— ASSIGNMENT —
What is needed is an exact copy of the entries below, with every picture left out.

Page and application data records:
--------

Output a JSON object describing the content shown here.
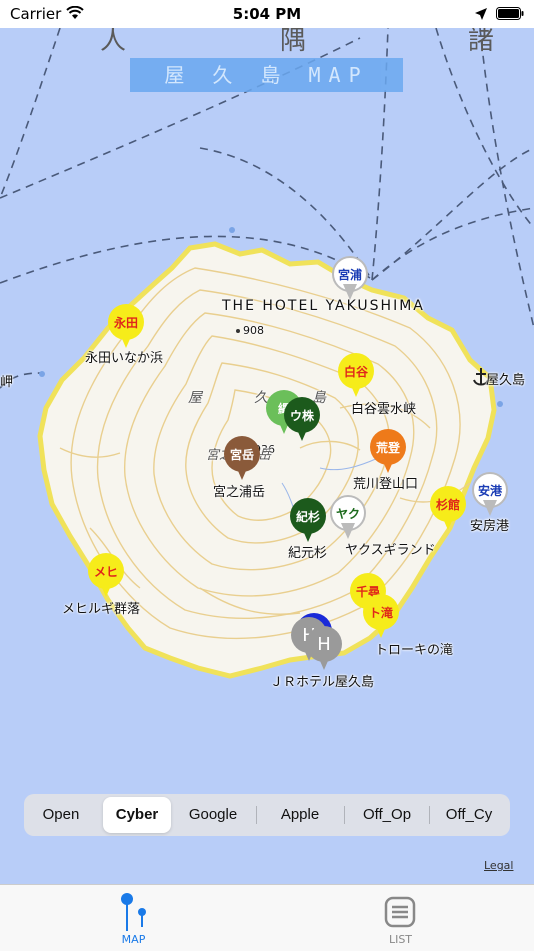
{
  "status_bar": {
    "carrier": "Carrier",
    "time": "5:04 PM"
  },
  "map": {
    "title": "屋 久 島 MAP",
    "hotel_label": "THE HOTEL YAKUSHIMA",
    "elevation_908": "908",
    "elevation_1936": "1936",
    "top_partial_1": "人",
    "top_partial_2": "隅",
    "top_partial_3": "諸",
    "left_edge_label": "岬",
    "place_labels": {
      "nagata": "永田いなか浜",
      "shiratani": "白谷雲水峡",
      "yakushima_town": "屋久島",
      "miyanoura_dake": "宮之浦岳",
      "arakawa": "荒川登山口",
      "anbo": "安房港",
      "kigensugi": "紀元杉",
      "yakusugi_land": "ヤクスギランド",
      "mehirugi": "メヒルギ群落",
      "torokinotaki": "トローキの滝",
      "jr_hotel": "ＪＲホテル屋久島",
      "map_kanji_1": "屋",
      "map_kanji_2": "久",
      "map_kanji_3": "島",
      "map_kanji_4": "宮之",
      "map_kanji_5": "岳"
    },
    "pins": {
      "miyaura": "宮浦",
      "nagata": "永田",
      "shiratani": "白谷",
      "jomon": "縄",
      "uka": "ウ株",
      "miyadake": "宮岳",
      "arato": "荒登",
      "anko": "安港",
      "sugikan": "杉館",
      "kisugi": "紀杉",
      "yaku": "ヤク",
      "mehi": "メヒ",
      "senpiro": "千尋",
      "totaki": "ト滝",
      "h1": "H",
      "h2": "H"
    }
  },
  "segmented": {
    "options": [
      "Open",
      "Cyber",
      "Google",
      "Apple",
      "Off_Op",
      "Off_Cy"
    ],
    "selected": "Cyber"
  },
  "legal": "Legal",
  "tabs": {
    "map": "MAP",
    "list": "LIST"
  },
  "colors": {
    "accent": "#1a7ae8",
    "ocean": "#b8cdf8",
    "land": "#f7f5ee",
    "contour": "#e9cf8f",
    "coast": "#f0e25a"
  }
}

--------

— ANSWER SECTION —
Output a JSON object describing the content shown here.
{
  "status_bar": {
    "carrier": "Carrier",
    "time": "5:04 PM"
  },
  "map": {
    "title": "屋 久 島 MAP",
    "hotel_label": "THE HOTEL YAKUSHIMA",
    "elevation_908": "908",
    "elevation_1936": "1936",
    "top_partial_1": "人",
    "top_partial_2": "隅",
    "top_partial_3": "諸",
    "left_edge_label": "岬",
    "place_labels": {
      "nagata": "永田いなか浜",
      "shiratani": "白谷雲水峡",
      "yakushima_town": "屋久島",
      "miyanoura_dake": "宮之浦岳",
      "arakawa": "荒川登山口",
      "anbo": "安房港",
      "kigensugi": "紀元杉",
      "yakusugi_land": "ヤクスギランド",
      "mehirugi": "メヒルギ群落",
      "torokinotaki": "トローキの滝",
      "jr_hotel": "ＪＲホテル屋久島",
      "map_kanji_1": "屋",
      "map_kanji_2": "久",
      "map_kanji_3": "島",
      "map_kanji_4": "宮之",
      "map_kanji_5": "岳"
    },
    "pins": {
      "miyaura": "宮浦",
      "nagata": "永田",
      "shiratani": "白谷",
      "jomon": "縄",
      "uka": "ウ株",
      "miyadake": "宮岳",
      "arato": "荒登",
      "anko": "安港",
      "sugikan": "杉館",
      "kisugi": "紀杉",
      "yaku": "ヤク",
      "mehi": "メヒ",
      "senpiro": "千尋",
      "totaki": "ト滝",
      "h1": "H",
      "h2": "H"
    }
  },
  "segmented": {
    "options": [
      "Open",
      "Cyber",
      "Google",
      "Apple",
      "Off_Op",
      "Off_Cy"
    ],
    "selected": "Cyber"
  },
  "legal": "Legal",
  "tabs": {
    "map": "MAP",
    "list": "LIST"
  },
  "colors": {
    "accent": "#1a7ae8",
    "ocean": "#b8cdf8",
    "land": "#f7f5ee",
    "contour": "#e9cf8f",
    "coast": "#f0e25a"
  }
}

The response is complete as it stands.